> EXERCISE DESCRIPTION: Report each line of the entries below that has the word "KORPÖN" in it.
++++ GIVEN INFORMATION ++++
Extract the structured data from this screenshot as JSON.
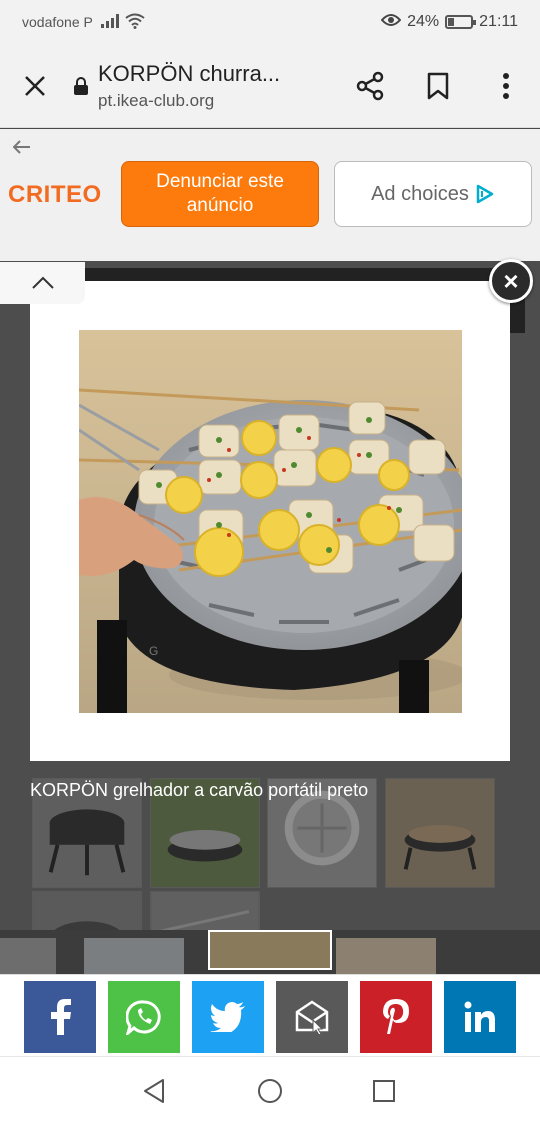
{
  "status_bar": {
    "carrier": "vodafone P",
    "battery_percent": "24%",
    "battery_level": 0.24,
    "time": "21:11"
  },
  "toolbar": {
    "title": "KORPÖN churra...",
    "url": "pt.ikea-club.org"
  },
  "ad": {
    "logo": "CRITEO",
    "report_label": "Denunciar este anúncio",
    "choices_label": "Ad choices"
  },
  "lightbox": {
    "close_label": "×",
    "caption": "KORPÖN grelhador a carvão portátil preto"
  },
  "share": [
    {
      "name": "facebook",
      "color": "#3b5998"
    },
    {
      "name": "whatsapp",
      "color": "#4dc247"
    },
    {
      "name": "twitter",
      "color": "#1da1f2"
    },
    {
      "name": "email",
      "color": "#595959"
    },
    {
      "name": "pinterest",
      "color": "#cb2027"
    },
    {
      "name": "linkedin",
      "color": "#0077b5"
    }
  ],
  "colors": {
    "criteo_orange": "#f26b21",
    "report_button": "#fd7b0c",
    "adchoices_blue": "#00aecd"
  }
}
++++
> REPLY TO THE EXERCISE:
    "title": "KORPÖN churra...",
    "caption": "KORPÖN grelhador a carvão portátil preto"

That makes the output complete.